Slobodan Despot was born in 1967 in Sremska Mitrovica. He is a publisher, publicist, writer and photographer. After an education in Switzerland, he worked in a renowned publishing house L’Age d’Homme as translator and editor between 1991 and 2004. He has translated the works of Dobrica Cosic, Milos Crnjanski, Momo Kapor, as well as other Serbian, English, German, Russian, and Italian authors. Despot is an associate and editor-in-chief of several journals, and public relations advisor in different foundations, and political institutions. Since 2006, he is in charge of the publishing house Xenia, which he co-founded. He wrote two novels, four books of essays, a biography, two photo books, one art photograph, and a spiritual travel book through the Swiss Alps. His first novel Honey, published in the renowned Collection Blanche by Gallimard, received five awards, became a compulsory high school reading, also in pocket edition. His second novel, Blue Ray, also published by Gallimard, was awarded the Prix Casanova in 2017 for best novel by a foreign author in French. Despot also runs a weekly newsletter magazine Antipresse.
Tancrède Ramonet is a documentary author-director and an audiovisual producer. He graduated from philosophy (Sorbonne), management (Paris-Dauphine), documentary production (La Havane) and international production (EURODOC). He started his own independent documentary and fiction production company, Temps noir in 2002. Ramonet is vice-president of the association 1,000 cultures, co-founder of the artistic project Régis Jauffret et ses nègres, member of the board for Défi jeunes, speaker at INA sup, Paris IX Dauphine college and for the International School of Cinema and Television of San Antonio de los Banos (Cuba), and a member of the USPA, Galilée Club and C7. Ramonet and Temps noir have both won the 2006 best young French producer award and the 2010 best French producer award. He produces documentaries about social, historical, artistic and cultural issues, including Africa, story of a continent by Elikia M’Bokolo, Philippe Sainteny and Alain Ferrari, Requiem for revolution by Jihan El Tahri.
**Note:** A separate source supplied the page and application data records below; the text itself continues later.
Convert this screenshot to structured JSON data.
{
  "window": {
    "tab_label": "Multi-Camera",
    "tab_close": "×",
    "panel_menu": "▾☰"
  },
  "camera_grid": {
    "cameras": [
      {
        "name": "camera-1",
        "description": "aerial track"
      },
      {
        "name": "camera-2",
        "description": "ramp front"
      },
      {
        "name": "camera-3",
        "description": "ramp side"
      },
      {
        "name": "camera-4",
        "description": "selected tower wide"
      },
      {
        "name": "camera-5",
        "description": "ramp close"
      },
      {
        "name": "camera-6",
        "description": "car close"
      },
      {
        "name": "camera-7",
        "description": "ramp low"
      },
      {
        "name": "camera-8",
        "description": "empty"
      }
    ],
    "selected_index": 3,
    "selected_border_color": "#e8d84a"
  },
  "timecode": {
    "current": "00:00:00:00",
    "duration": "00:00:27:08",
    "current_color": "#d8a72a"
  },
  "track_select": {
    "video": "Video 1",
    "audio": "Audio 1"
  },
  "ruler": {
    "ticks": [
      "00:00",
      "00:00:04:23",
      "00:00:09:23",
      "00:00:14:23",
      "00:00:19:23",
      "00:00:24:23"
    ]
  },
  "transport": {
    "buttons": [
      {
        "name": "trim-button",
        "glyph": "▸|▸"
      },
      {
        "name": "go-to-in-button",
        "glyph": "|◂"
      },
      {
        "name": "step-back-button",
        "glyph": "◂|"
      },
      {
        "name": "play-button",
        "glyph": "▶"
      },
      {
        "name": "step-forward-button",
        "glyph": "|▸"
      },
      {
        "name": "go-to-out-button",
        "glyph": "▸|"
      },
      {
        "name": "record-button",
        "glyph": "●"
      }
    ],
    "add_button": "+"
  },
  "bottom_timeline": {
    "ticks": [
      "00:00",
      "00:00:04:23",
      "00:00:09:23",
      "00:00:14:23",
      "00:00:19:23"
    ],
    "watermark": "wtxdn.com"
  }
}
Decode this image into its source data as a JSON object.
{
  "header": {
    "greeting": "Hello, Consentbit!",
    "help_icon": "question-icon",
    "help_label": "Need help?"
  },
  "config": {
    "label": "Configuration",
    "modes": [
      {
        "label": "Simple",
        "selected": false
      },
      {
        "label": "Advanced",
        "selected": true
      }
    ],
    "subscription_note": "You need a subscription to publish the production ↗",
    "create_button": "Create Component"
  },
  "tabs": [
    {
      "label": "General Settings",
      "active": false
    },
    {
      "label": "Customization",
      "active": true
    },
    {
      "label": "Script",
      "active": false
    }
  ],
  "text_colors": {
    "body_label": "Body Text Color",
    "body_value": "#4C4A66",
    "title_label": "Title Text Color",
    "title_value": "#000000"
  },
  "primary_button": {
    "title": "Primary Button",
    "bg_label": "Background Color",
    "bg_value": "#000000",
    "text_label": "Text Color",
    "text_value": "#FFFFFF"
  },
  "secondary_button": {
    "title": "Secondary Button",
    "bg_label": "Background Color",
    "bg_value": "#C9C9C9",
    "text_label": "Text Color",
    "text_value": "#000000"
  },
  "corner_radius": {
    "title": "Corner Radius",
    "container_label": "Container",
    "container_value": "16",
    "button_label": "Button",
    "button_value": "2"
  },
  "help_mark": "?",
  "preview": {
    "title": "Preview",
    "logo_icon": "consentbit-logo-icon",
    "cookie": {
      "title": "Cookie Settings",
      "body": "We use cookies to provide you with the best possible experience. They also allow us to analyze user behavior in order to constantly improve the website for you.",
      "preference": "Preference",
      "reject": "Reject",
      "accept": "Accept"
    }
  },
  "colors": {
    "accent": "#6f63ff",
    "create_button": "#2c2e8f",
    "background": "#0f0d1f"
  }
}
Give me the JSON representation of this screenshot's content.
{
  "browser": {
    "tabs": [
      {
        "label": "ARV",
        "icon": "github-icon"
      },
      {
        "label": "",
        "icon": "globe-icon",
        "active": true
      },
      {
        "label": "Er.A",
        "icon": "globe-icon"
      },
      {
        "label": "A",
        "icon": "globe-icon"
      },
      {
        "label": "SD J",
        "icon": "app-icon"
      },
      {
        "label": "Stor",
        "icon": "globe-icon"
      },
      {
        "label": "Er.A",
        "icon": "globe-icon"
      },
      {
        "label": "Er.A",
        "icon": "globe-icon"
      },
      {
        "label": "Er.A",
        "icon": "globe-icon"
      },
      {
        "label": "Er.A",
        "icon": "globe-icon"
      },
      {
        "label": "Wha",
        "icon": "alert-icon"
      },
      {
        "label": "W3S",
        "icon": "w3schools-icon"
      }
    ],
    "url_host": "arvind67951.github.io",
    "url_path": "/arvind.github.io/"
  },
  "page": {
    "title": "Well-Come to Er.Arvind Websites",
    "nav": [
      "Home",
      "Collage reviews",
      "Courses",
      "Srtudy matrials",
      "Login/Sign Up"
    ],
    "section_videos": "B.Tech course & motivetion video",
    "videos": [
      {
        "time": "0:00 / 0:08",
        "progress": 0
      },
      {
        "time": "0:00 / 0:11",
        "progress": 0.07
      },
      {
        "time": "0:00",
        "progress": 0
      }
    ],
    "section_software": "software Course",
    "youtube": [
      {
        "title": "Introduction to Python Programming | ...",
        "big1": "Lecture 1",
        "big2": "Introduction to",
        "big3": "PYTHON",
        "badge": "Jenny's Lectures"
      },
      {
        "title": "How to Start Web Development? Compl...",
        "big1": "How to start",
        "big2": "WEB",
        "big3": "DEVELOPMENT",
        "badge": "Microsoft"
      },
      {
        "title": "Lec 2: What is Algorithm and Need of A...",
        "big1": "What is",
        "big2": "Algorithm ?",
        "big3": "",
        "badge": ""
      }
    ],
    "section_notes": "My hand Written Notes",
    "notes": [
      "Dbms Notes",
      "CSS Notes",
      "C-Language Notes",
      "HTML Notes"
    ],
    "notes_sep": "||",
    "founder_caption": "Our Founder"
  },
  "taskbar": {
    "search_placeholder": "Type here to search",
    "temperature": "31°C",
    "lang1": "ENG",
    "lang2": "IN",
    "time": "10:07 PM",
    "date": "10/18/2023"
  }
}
In 2016, he directed Patrick Buisson le mauvais génie, co-directed with Ariane Chemin and Vanessa Schneider, broadcast on France 5, and No gods, No Masters, A History of Anarchism co-produced by Arte. His last documentary, Che Guevara, Beyond the Legend was broadcast on French channel France 5 in 2017.
Michel Amathieu, director of photography, was born in 1955 in Crevecœur-en-Auge, France. He studied mathematics, obtaining a master’s degree in the field and practiced photography as a hobby. He taught mathematics in high school for two years before joining evening classes at the Louis Lumière film school and devoting himself to the art of cinematography. He worked on a number of short and feature films, before Dobermann (1996), directed by Jan Kounen, attracted the attention of the public to his work. There came a noted thriller Cousin (1997) directed by Alain Corneau, and I love L.A. (1998), by Mika Kaurismäki, in a slightly different vein. Amathieu was then called to replace Thierry Arbogast at the end of Black Cat, White Cat (1998) shooting because of the delays: Thierry had engagements elsewhere. Since then, Amathieu followed Emir Kusturica on the No Smoking Orchestra tour and took part in Super 8 Stories (2001). He came back to Serbia to work on Life is a Miracle (2003). More recently, Amathieu has worked as a Director of Photography on Volker Schlöndorff’s Diplomacy (2014) and Agnieska Holland’s Rosemary’s baby(2014). Beside his work on films, Amathieu was a cinematographer on a number of commercials and TV series.